If you believe what the marketeers say, bottled water isn't about the specs of the product -- always two parts hydrogen and one part oxygen. It's about something more ephemeral. A feeling of healthfulness, the status associated with the label, the convenience of grabbing it from the cold case ready to drink. This ephemeral value is the same kind of thing that Starbucks tries to achieve with its Ethos brand. Not only do you get convenience, but you can feel good about yourself knowing that a portion of the proceeds to to charity.
In reality, only five cents of the $1.80 you spend on Ethos water goes to charity. Most goes to profit a large multinational corporation. There's a fair chance your bottle will end up despoiling a ravine or floating into one of the vast oceanic garbage patches. And even if it doesn't, 5-10% of the equivalent volume of gasoline will have been burned to deliver the water to your hands, enriching middle eastern oil despots and elevating atmospheric carbon levels. With each sip, you are turning your back on safe and virtually free tap water -- the same tap water that has saved millions of lives from dysentery and other diseases. The very children that Ethos claims to help with its 5 cents of charity can only dream of having the same access to safe drinkable tap water that you have forsaken with this purchase.
Want to feel good about yourself? Why not fill a glass from the tap, and just give $1.80 to charity?
Yes, buying Ethos brand bottled water is an outrage. One day, the rains will return to California's Central Valley, quenching the parched land and raising its aquifers. Even when the drought is over, this true source of outrage will still remain.

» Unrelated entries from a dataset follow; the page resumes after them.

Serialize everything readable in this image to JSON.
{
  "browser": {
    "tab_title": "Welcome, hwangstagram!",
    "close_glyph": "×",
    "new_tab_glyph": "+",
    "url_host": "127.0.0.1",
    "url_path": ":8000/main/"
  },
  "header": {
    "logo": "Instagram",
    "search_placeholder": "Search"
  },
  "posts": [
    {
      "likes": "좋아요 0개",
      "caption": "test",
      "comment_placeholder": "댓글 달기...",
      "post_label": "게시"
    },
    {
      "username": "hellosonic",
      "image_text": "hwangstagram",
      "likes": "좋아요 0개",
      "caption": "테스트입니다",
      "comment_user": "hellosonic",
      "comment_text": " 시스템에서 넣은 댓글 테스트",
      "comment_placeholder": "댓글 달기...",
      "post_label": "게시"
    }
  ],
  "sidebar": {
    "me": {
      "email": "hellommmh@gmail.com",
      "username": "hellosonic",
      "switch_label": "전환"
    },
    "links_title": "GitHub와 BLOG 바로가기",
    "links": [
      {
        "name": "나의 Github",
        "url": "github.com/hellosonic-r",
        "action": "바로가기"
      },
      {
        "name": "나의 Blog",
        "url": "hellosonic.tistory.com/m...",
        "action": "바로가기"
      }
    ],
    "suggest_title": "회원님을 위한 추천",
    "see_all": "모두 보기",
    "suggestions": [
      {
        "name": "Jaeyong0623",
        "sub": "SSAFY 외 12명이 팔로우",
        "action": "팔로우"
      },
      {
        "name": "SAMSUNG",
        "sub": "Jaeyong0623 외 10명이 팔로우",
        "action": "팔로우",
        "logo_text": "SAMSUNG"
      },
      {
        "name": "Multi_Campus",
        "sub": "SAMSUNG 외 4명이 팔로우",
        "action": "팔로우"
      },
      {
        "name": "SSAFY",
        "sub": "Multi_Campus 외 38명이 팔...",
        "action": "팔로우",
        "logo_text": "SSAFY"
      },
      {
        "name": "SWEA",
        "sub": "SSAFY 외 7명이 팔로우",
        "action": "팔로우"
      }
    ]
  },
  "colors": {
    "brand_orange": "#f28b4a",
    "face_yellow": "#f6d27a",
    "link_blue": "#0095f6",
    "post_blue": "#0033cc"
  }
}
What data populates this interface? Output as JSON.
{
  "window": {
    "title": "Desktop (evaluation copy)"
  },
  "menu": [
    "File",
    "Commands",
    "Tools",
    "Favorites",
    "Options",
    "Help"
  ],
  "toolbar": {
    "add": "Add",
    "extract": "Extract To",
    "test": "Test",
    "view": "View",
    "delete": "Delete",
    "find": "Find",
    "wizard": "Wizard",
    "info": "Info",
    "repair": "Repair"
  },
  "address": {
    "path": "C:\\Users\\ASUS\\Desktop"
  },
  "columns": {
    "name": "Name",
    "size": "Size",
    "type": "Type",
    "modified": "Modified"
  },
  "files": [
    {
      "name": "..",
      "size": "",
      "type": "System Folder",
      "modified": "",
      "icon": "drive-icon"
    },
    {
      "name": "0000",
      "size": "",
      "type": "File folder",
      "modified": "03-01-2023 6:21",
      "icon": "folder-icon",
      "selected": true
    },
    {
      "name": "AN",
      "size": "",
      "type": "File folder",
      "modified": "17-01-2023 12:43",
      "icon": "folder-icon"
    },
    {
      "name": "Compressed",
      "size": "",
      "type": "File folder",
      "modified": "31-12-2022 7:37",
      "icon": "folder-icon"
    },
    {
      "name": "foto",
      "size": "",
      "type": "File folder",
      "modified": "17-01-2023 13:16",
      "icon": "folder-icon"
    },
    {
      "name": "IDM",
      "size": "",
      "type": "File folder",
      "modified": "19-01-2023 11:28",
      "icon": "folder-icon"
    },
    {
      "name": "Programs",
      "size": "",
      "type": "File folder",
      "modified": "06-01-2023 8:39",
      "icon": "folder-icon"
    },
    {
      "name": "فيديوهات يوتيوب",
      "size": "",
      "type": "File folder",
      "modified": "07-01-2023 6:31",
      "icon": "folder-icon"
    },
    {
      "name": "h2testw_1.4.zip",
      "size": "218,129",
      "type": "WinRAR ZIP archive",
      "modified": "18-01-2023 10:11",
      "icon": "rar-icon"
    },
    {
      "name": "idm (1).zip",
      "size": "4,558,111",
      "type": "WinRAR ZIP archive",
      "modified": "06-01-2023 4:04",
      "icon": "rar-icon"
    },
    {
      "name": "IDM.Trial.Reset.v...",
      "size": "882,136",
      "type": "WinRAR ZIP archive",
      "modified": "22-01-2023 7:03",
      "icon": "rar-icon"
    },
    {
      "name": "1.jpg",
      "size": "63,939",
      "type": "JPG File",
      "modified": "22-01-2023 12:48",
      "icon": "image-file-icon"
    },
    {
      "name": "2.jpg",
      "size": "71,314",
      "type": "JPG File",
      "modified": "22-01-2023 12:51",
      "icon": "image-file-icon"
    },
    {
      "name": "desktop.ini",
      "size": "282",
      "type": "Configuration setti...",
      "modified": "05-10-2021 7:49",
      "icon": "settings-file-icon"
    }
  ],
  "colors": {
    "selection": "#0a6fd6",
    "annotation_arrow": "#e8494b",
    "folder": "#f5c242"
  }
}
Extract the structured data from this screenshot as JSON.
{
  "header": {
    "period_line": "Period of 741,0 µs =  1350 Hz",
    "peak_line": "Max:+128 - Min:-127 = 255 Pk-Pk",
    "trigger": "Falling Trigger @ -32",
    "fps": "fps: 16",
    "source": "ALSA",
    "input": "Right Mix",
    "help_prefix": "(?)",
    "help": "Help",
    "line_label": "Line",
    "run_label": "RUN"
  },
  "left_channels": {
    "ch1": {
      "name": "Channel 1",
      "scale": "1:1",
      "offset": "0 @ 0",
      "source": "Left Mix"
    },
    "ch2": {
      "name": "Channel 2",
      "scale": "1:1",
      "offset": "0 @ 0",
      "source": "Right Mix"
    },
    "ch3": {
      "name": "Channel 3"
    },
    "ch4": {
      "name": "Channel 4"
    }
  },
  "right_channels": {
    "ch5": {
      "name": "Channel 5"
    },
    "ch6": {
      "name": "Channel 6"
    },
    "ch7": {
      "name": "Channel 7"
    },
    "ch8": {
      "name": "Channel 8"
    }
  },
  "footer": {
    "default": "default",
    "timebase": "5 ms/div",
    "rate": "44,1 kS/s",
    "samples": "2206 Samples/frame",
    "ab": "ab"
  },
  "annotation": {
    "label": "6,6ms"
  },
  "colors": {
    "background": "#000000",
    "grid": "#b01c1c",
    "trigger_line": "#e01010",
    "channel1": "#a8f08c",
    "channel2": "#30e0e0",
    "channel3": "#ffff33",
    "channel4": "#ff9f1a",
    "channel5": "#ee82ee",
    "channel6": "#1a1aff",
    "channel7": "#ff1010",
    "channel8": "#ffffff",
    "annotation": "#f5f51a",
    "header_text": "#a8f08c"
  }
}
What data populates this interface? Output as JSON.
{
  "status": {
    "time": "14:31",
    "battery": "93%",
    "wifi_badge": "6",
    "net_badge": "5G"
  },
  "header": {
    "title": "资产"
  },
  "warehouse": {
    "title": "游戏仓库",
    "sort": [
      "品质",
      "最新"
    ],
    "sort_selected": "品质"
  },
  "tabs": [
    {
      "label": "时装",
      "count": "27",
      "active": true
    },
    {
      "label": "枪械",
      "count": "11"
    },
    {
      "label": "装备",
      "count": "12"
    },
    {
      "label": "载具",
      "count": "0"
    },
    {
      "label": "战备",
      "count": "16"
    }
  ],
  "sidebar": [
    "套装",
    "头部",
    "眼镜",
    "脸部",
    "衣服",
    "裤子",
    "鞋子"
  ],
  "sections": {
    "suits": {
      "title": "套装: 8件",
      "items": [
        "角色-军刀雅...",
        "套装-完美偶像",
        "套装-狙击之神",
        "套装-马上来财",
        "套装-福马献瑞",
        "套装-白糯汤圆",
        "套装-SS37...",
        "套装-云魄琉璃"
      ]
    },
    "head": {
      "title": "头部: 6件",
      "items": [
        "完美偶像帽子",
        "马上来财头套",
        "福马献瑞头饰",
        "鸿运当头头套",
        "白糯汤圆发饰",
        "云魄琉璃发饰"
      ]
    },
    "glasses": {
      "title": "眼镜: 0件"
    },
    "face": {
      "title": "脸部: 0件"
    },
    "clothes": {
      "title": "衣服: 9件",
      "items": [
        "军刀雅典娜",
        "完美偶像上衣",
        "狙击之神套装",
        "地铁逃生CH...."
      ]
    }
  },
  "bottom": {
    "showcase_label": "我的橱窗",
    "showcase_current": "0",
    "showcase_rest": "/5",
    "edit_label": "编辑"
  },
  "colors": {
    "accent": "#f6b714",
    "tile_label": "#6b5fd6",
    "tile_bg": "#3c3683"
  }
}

2. Starbucks, Ethos Water Fund, as posted May 12, 2015
3. International Bottled Water Association, Bottled Water Sales and Consumption Projected to Increase in 2014 to be the Number one Packaged Drink by 2016, December 4, 2014 (10.9 billion gallons sold in 2014)
4. The Center for Irrigation Technology, Agriculture Water Use in California: A 2011 Update, November 2011 (8.5 million acre feet per year goes to CA cities)
5. Calculations by author. 8.5 million acre feet x 325851 gallons per acre foot = 2769 billion gallons. 10.9 billion gallons / 2769 billion gallons = 0.4 percent
6. Phys.org, How Much Energy Goes Into Making a Bottle of Water? March 17, 2009 (5-10 million joules per liter)
7. Iowa State Extension Service, Ag Decision Make File C6-87r, October 2008 (one gallon of gasoline is 121.7 million joules)
8. Calculations by author. 5-10 million joules / gallon of water x 2.2 liters per gallon = 11-22 million joules per gallon. 11-22 million joules per gallon of water / 121.7 million joules per gallon of gasoline = 0.09-0.18 gallons of gasoline per gallon of water
9. Calculations by author. Gasoline price of $2.50 per gallon of gas x 0.09-0.18 gallons of bottled water per gallon of gasoline = 23-46 cents per gallon of bottled water. 23-46 cents per gallon of bottled water / 128 fluid ounces per gallon x 12 fluid ounces per bottle of water = 2.15-4.3 cents / bottle of water